- _WHAT IS NEEDED_: Could you show each line of the records that contains the word "supplier"?

- _PROVIDED RECORDS_:
========

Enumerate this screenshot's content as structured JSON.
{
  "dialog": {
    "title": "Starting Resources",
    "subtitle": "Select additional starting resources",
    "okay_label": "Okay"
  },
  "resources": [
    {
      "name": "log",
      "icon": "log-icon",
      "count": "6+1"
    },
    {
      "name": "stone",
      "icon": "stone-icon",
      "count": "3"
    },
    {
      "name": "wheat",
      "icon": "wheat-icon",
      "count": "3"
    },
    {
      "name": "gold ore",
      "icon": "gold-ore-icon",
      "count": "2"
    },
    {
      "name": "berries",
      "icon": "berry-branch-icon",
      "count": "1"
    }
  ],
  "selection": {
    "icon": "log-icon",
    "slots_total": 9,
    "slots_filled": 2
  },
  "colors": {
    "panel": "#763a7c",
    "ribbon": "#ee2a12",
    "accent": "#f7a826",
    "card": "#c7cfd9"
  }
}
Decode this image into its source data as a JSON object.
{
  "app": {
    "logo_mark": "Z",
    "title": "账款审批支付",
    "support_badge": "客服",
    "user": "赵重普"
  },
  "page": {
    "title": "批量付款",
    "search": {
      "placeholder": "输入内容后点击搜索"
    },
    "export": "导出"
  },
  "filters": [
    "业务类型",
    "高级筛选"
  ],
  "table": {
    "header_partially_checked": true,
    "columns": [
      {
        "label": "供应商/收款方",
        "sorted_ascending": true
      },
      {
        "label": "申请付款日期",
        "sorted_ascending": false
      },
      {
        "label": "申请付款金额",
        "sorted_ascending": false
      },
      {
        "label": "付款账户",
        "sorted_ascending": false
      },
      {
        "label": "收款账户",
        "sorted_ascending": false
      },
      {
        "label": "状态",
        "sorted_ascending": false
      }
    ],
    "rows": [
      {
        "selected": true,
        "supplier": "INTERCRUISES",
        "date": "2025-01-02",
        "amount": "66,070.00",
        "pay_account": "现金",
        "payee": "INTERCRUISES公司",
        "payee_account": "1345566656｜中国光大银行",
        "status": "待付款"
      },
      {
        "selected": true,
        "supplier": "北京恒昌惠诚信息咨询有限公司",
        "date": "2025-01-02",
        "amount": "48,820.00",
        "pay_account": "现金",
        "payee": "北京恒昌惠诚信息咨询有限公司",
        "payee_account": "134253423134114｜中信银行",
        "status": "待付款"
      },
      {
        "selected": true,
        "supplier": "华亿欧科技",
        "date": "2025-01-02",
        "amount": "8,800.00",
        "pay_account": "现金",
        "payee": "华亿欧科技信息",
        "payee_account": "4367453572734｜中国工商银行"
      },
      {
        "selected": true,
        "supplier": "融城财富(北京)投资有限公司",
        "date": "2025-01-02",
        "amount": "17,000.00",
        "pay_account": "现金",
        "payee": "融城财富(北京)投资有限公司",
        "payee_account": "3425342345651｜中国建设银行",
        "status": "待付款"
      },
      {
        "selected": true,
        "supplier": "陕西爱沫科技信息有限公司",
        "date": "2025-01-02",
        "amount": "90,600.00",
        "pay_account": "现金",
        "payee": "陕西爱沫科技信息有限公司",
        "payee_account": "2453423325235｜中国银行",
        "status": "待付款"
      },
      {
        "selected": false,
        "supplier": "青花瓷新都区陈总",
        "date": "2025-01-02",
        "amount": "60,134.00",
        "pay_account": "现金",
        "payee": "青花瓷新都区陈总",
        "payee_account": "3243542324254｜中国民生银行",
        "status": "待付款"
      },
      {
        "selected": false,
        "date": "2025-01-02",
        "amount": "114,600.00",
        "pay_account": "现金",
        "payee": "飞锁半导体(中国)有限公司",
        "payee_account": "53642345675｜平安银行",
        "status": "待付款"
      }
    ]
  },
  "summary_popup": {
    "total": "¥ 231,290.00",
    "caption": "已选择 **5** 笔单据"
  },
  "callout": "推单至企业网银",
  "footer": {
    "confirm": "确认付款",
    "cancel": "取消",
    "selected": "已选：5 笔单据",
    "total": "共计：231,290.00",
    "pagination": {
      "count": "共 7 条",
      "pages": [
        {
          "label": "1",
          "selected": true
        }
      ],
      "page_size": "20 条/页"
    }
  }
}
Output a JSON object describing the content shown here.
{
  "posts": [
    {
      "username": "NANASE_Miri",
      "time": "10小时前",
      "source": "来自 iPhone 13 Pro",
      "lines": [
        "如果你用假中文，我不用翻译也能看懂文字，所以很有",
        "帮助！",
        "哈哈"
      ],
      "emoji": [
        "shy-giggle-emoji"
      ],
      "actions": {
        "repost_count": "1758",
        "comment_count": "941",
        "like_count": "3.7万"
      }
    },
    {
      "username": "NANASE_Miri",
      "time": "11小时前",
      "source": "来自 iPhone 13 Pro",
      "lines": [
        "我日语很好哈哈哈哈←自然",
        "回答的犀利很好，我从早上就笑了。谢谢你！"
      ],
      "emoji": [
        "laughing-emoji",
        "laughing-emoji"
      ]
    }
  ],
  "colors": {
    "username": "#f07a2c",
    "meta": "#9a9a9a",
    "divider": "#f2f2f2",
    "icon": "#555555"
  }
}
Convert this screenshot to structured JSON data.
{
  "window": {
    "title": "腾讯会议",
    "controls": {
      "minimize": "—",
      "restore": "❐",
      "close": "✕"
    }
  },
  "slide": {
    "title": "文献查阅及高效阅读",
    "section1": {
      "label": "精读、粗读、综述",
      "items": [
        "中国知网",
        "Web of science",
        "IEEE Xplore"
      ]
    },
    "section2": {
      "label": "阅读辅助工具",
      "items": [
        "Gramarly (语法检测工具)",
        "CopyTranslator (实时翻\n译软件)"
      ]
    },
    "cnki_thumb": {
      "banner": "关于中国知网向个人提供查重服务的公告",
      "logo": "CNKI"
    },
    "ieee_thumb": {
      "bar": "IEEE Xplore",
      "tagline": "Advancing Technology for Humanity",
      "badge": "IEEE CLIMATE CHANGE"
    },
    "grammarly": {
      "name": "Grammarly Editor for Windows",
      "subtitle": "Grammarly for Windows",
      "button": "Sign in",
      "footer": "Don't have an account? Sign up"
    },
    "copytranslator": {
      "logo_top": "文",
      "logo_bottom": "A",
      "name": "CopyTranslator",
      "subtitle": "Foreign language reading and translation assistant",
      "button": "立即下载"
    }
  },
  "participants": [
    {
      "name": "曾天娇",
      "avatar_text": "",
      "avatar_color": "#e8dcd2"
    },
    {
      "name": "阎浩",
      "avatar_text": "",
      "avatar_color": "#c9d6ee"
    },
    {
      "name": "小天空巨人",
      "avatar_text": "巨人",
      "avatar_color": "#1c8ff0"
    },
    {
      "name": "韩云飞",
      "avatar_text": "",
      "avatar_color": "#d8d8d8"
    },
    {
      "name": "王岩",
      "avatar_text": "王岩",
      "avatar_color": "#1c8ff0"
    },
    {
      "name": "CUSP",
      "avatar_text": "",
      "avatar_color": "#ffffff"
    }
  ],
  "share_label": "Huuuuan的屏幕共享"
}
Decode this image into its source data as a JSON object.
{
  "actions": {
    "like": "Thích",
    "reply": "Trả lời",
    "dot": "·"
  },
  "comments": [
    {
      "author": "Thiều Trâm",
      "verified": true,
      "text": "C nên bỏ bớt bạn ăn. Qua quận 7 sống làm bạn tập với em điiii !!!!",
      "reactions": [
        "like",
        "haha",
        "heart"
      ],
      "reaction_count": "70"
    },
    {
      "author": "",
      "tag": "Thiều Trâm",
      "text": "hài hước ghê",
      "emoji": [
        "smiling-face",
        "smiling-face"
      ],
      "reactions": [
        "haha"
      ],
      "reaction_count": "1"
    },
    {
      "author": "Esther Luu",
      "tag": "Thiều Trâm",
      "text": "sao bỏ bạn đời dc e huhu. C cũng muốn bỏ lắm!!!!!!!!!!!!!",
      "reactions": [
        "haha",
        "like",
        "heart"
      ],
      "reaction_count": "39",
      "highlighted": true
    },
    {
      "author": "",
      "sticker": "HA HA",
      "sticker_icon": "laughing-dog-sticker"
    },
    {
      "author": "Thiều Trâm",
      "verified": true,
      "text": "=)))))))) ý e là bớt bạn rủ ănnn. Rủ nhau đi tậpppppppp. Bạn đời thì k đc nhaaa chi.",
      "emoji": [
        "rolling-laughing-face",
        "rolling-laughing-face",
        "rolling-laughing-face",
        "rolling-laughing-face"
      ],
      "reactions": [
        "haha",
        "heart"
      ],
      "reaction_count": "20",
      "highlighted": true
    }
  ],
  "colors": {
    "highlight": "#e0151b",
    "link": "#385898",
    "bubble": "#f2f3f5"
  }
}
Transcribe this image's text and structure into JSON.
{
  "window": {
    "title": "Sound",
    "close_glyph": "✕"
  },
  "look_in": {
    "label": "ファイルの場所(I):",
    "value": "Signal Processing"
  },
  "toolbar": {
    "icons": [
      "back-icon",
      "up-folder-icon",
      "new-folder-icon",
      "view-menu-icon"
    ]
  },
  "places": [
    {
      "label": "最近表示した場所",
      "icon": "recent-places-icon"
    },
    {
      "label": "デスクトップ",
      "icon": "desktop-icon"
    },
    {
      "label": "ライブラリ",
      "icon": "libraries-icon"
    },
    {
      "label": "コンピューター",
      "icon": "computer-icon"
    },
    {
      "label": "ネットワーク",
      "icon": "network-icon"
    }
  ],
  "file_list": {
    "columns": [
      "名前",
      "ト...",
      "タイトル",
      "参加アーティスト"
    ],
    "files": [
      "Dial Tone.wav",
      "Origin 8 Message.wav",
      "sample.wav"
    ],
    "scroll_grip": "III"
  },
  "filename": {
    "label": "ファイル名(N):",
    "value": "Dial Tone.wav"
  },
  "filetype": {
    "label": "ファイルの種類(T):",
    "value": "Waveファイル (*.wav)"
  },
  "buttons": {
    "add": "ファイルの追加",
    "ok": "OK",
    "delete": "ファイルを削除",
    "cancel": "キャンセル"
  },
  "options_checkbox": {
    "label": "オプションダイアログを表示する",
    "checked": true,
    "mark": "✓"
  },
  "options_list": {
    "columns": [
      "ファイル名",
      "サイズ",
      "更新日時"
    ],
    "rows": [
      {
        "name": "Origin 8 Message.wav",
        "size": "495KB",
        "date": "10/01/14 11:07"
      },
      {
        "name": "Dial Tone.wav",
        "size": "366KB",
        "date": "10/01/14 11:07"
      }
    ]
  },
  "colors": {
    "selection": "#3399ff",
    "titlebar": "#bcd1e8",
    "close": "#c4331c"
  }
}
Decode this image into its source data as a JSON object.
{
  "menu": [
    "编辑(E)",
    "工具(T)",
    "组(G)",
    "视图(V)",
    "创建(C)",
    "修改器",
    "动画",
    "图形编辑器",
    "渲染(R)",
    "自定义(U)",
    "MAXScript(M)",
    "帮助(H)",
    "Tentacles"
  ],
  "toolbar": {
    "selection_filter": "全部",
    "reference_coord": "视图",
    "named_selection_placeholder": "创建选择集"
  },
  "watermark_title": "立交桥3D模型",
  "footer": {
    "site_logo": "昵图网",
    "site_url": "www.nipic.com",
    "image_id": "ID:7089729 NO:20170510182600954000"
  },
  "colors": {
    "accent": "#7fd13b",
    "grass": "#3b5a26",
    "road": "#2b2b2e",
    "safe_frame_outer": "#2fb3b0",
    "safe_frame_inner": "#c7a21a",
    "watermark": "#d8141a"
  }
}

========

- _YOUR RESPONSE_:
        "supplier": "INTERCRUISES",
        "supplier": "北京恒昌惠诚信息咨询有限公司",
        "supplier": "华亿欧科技",
        "supplier": "融城财富(北京)投资有限公司",
        "supplier": "陕西爱沫科技信息有限公司",
        "supplier": "青花瓷新都区陈总",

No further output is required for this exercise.